__Data extracts__
---*---
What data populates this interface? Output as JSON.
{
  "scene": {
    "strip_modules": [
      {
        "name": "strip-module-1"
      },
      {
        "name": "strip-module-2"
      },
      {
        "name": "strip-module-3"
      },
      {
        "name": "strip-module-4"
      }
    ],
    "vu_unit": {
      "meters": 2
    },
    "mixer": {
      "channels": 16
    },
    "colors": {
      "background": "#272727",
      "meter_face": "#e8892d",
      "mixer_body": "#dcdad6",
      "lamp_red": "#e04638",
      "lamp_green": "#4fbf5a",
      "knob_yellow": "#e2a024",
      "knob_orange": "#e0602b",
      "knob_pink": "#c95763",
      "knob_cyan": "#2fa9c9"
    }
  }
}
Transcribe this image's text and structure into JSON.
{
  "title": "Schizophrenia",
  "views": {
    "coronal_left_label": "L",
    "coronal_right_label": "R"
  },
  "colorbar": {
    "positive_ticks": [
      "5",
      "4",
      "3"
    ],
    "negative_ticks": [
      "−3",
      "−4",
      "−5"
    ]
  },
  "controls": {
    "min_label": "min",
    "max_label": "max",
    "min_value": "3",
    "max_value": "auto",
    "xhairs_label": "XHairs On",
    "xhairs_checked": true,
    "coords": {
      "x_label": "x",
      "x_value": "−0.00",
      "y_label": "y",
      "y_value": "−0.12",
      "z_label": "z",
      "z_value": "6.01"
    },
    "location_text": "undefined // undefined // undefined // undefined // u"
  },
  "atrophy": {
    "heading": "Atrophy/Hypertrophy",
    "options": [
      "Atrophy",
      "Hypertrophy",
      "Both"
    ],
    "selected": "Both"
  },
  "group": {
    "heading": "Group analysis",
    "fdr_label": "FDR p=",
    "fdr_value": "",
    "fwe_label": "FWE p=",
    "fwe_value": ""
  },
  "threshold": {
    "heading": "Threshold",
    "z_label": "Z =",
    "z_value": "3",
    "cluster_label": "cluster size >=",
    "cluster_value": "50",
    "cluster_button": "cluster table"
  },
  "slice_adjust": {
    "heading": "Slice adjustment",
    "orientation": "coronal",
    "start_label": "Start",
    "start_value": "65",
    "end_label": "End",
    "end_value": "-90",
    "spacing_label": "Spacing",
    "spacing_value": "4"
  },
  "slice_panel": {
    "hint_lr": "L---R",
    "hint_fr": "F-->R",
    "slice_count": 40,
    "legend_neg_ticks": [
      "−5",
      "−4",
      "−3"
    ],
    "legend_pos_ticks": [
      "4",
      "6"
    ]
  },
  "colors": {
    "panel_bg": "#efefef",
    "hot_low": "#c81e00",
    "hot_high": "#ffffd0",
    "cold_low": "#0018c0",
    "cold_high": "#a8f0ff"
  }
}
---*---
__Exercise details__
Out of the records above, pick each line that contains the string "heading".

__Problem solution__
    "heading": "Atrophy/Hypertrophy",
    "heading": "Group analysis",
    "heading": "Threshold",
    "heading": "Slice adjustment",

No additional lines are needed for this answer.